───── DATASET EXCERPTS

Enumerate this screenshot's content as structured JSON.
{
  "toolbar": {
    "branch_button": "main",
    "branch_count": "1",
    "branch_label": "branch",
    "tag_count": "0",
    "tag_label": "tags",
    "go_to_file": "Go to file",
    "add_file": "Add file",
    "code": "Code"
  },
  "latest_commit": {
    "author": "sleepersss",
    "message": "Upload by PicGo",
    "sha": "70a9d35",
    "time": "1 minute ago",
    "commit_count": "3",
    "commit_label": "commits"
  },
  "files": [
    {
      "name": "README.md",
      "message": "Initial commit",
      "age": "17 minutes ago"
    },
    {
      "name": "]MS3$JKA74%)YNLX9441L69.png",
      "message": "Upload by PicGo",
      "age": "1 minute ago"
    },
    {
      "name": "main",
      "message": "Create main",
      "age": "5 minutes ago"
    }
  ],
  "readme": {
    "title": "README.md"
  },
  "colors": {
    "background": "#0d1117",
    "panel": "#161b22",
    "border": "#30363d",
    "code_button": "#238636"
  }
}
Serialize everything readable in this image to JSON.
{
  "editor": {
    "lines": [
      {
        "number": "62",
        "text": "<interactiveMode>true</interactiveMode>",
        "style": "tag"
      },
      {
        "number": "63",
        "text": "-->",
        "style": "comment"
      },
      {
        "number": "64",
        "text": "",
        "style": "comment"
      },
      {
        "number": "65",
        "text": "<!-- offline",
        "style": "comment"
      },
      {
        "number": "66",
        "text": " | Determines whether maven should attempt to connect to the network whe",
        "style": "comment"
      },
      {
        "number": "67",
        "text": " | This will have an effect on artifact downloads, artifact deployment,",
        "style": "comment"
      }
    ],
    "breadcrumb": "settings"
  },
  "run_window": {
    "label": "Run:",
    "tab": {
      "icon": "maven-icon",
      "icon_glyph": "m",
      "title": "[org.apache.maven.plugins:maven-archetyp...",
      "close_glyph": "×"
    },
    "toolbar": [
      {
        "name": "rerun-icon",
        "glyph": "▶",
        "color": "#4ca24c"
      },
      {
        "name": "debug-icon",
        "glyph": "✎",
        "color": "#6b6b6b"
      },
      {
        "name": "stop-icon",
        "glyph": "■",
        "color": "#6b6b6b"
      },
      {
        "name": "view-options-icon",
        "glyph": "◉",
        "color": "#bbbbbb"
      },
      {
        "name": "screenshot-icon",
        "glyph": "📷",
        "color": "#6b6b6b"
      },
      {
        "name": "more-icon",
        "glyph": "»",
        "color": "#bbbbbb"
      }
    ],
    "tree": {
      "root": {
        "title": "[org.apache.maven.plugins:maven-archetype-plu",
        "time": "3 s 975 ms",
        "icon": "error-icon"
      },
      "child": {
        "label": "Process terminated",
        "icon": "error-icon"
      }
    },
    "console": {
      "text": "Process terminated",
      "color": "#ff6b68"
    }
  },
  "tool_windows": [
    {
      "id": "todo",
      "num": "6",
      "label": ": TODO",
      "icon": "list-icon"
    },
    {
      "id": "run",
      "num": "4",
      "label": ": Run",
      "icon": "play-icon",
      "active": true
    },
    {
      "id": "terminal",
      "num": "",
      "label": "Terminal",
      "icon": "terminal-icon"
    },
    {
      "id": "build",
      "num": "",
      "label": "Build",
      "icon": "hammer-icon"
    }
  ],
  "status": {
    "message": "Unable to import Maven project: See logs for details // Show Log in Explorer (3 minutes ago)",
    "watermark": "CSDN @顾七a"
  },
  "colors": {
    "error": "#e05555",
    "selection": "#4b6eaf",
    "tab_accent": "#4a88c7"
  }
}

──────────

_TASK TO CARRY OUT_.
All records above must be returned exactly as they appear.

_RESPONSE BOX_.
Enumerate this screenshot's content as structured JSON.
{
  "toolbar": {
    "branch_button": "main",
    "branch_count": "1",
    "branch_label": "branch",
    "tag_count": "0",
    "tag_label": "tags",
    "go_to_file": "Go to file",
    "add_file": "Add file",
    "code": "Code"
  },
  "latest_commit": {
    "author": "sleepersss",
    "message": "Upload by PicGo",
    "sha": "70a9d35",
    "time": "1 minute ago",
    "commit_count": "3",
    "commit_label": "commits"
  },
  "files": [
    {
      "name": "README.md",
      "message": "Initial commit",
      "age": "17 minutes ago"
    },
    {
      "name": "]MS3$JKA74%)YNLX9441L69.png",
      "message": "Upload by PicGo",
      "age": "1 minute ago"
    },
    {
      "name": "main",
      "message": "Create main",
      "age": "5 minutes ago"
    }
  ],
  "readme": {
    "title": "README.md"
  },
  "colors": {
    "background": "#0d1117",
    "panel": "#161b22",
    "border": "#30363d",
    "code_button": "#238636"
  }
}
Serialize everything readable in this image to JSON.
{
  "editor": {
    "lines": [
      {
        "number": "62",
        "text": "<interactiveMode>true</interactiveMode>",
        "style": "tag"
      },
      {
        "number": "63",
        "text": "-->",
        "style": "comment"
      },
      {
        "number": "64",
        "text": "",
        "style": "comment"
      },
      {
        "number": "65",
        "text": "<!-- offline",
        "style": "comment"
      },
      {
        "number": "66",
        "text": " | Determines whether maven should attempt to connect to the network whe",
        "style": "comment"
      },
      {
        "number": "67",
        "text": " | This will have an effect on artifact downloads, artifact deployment,",
        "style": "comment"
      }
    ],
    "breadcrumb": "settings"
  },
  "run_window": {
    "label": "Run:",
    "tab": {
      "icon": "maven-icon",
      "icon_glyph": "m",
      "title": "[org.apache.maven.plugins:maven-archetyp...",
      "close_glyph": "×"
    },
    "toolbar": [
      {
        "name": "rerun-icon",
        "glyph": "▶",
        "color": "#4ca24c"
      },
      {
        "name": "debug-icon",
        "glyph": "✎",
        "color": "#6b6b6b"
      },
      {
        "name": "stop-icon",
        "glyph": "■",
        "color": "#6b6b6b"
      },
      {
        "name": "view-options-icon",
        "glyph": "◉",
        "color": "#bbbbbb"
      },
      {
        "name": "screenshot-icon",
        "glyph": "📷",
        "color": "#6b6b6b"
      },
      {
        "name": "more-icon",
        "glyph": "»",
        "color": "#bbbbbb"
      }
    ],
    "tree": {
      "root": {
        "title": "[org.apache.maven.plugins:maven-archetype-plu",
        "time": "3 s 975 ms",
        "icon": "error-icon"
      },
      "child": {
        "label": "Process terminated",
        "icon": "error-icon"
      }
    },
    "console": {
      "text": "Process terminated",
      "color": "#ff6b68"
    }
  },
  "tool_windows": [
    {
      "id": "todo",
      "num": "6",
      "label": ": TODO",
      "icon": "list-icon"
    },
    {
      "id": "run",
      "num": "4",
      "label": ": Run",
      "icon": "play-icon",
      "active": true
    },
    {
      "id": "terminal",
      "num": "",
      "label": "Terminal",
      "icon": "terminal-icon"
    },
    {
      "id": "build",
      "num": "",
      "label": "Build",
      "icon": "hammer-icon"
    }
  ],
  "status": {
    "message": "Unable to import Maven project: See logs for details // Show Log in Explorer (3 minutes ago)",
    "watermark": "CSDN @顾七a"
  },
  "colors": {
    "error": "#e05555",
    "selection": "#4b6eaf",
    "tab_accent": "#4a88c7"
  }
}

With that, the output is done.